Zhang Liwei | EurekAlert!
Zap! Graphene is bad news for bacteria
23.05.2017 | Rice University
Discovery of an alga's 'dictionary of genes' could lead to advances in biofuels, medicine
23.05.2017 | University of California - Los Angeles
An international team of physicists has monitored the scattering behaviour of electrons in a non-conducting material in real-time. Their insights could be beneficial for radiotherapy.
We can refer to electrons in non-conducting materials as ‘sluggish’. Typically, they remain fixed in a location, deep inside an atomic composite. It is hence...
Two-dimensional magnetic structures are regarded as a promising material for new types of data storage, since the magnetic properties of individual molecular building blocks can be investigated and modified. For the first time, researchers have now produced a wafer-thin ferrimagnet, in which molecules with different magnetic centers arrange themselves on a gold surface to form a checkerboard pattern. Scientists at the Swiss Nanoscience Institute at the University of Basel and the Paul Scherrer Institute published their findings in the journal Nature Communications.

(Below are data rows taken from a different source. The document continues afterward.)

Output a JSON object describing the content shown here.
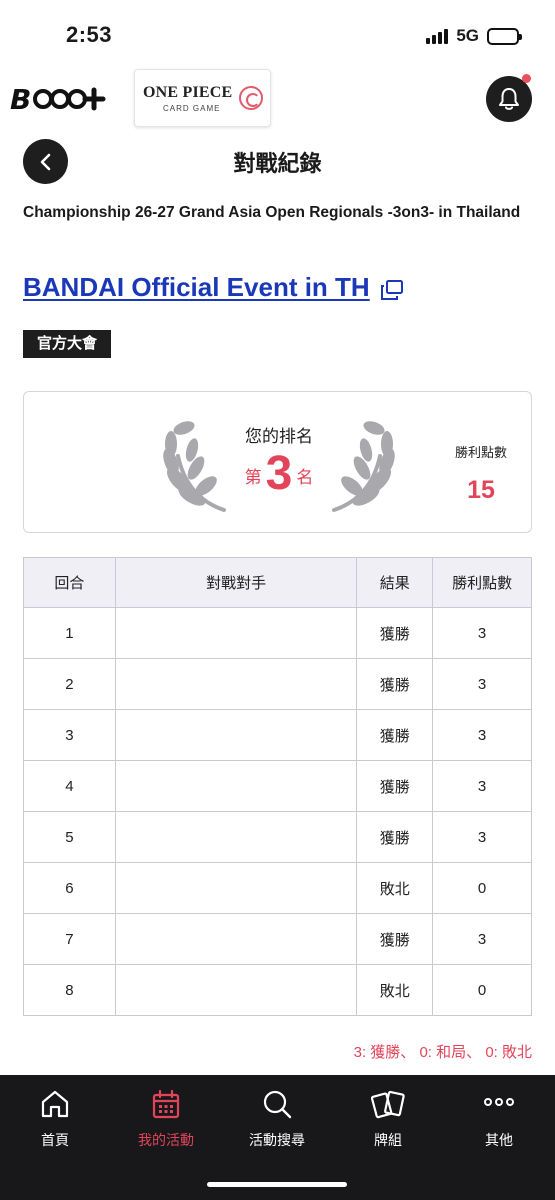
{
  "status_bar": {
    "time": "2:53",
    "network": "5G"
  },
  "header": {
    "brand_logo": "B",
    "game_logo_title": "ONE PIECE",
    "game_logo_sub": "CARD GAME"
  },
  "page": {
    "title": "對戰紀錄",
    "event_name": "Championship 26-27 Grand Asia Open Regionals -3on3- in Thailand",
    "event_link": "BANDAI Official Event in TH",
    "badge": "官方大會"
  },
  "rank_card": {
    "rank_label": "您的排名",
    "rank_prefix": "第",
    "rank_value": "3",
    "rank_suffix": "名",
    "points_label": "勝利點數",
    "points_value": "15"
  },
  "table": {
    "headers": [
      "回合",
      "對戰對手",
      "結果",
      "勝利點數"
    ],
    "rows": [
      {
        "round": "1",
        "opponent": "",
        "result": "獲勝",
        "points": "3"
      },
      {
        "round": "2",
        "opponent": "",
        "result": "獲勝",
        "points": "3"
      },
      {
        "round": "3",
        "opponent": "",
        "result": "獲勝",
        "points": "3"
      },
      {
        "round": "4",
        "opponent": "",
        "result": "獲勝",
        "points": "3"
      },
      {
        "round": "5",
        "opponent": "",
        "result": "獲勝",
        "points": "3"
      },
      {
        "round": "6",
        "opponent": "",
        "result": "敗北",
        "points": "0"
      },
      {
        "round": "7",
        "opponent": "",
        "result": "獲勝",
        "points": "3"
      },
      {
        "round": "8",
        "opponent": "",
        "result": "敗北",
        "points": "0"
      }
    ]
  },
  "legend": "3: 獲勝、 0: 和局、 0: 敗北",
  "bottom_nav": {
    "items": [
      {
        "label": "首頁",
        "icon": "home-icon"
      },
      {
        "label": "我的活動",
        "icon": "calendar-icon",
        "active": true
      },
      {
        "label": "活動搜尋",
        "icon": "search-icon"
      },
      {
        "label": "牌組",
        "icon": "cards-icon"
      },
      {
        "label": "其他",
        "icon": "more-icon"
      }
    ]
  },
  "colors": {
    "accent": "#e2445a",
    "link": "#1a38b8",
    "dark": "#1e1e1e"
  }
}
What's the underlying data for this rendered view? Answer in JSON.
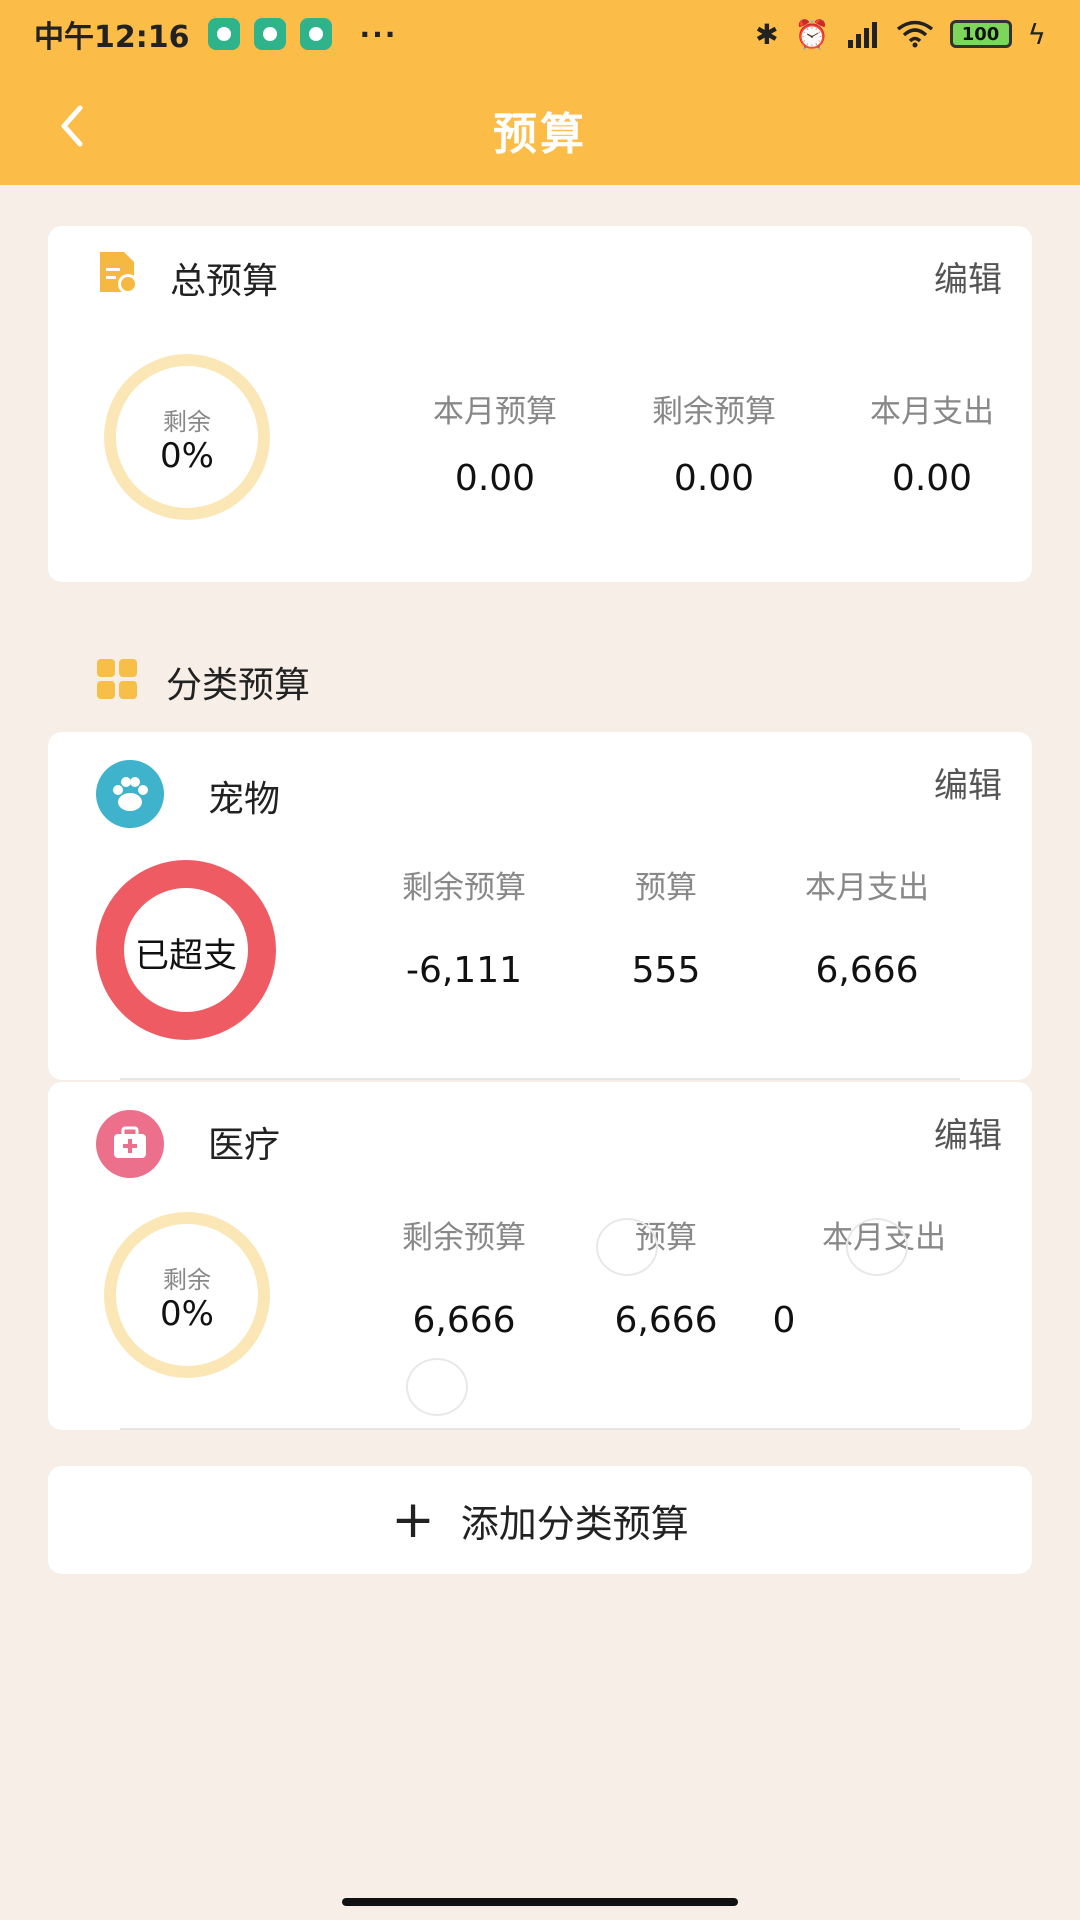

Ferrimagnets are composed of two centers which are magnetized at different strengths and point in opposing directions. Two-dimensional, quasi-flat ferrimagnets...
An Australian-Chinese research team has created the world's thinnest hologram, paving the way towards the integration of 3D holography into everyday...
In the race to produce a quantum computer, a number of projects are seeking a way to create quantum bits -- or qubits -- that are stable, meaning they are not much affected by changes in their environment. This normally needs highly nonlinear non-dissipative elements capable of functioning at very low temperatures.
In pursuit of this goal, researchers at EPFL's Laboratory of Photonics and Quantum Measurements LPQM (STI/SB), have investigated a nonlinear graphene-based...
Dental plaque and the viscous brown slime in drainpipes are two familiar examples of bacterial biofilms. Removing such bacterial depositions from surfaces is...
23.05.2017 | Event News
22.05.2017 | Event News
17.05.2017 | Event News
23.05.2017 | Physics and Astronomy
23.05.2017 | Life Sciences
23.05.2017 | Medical Engineering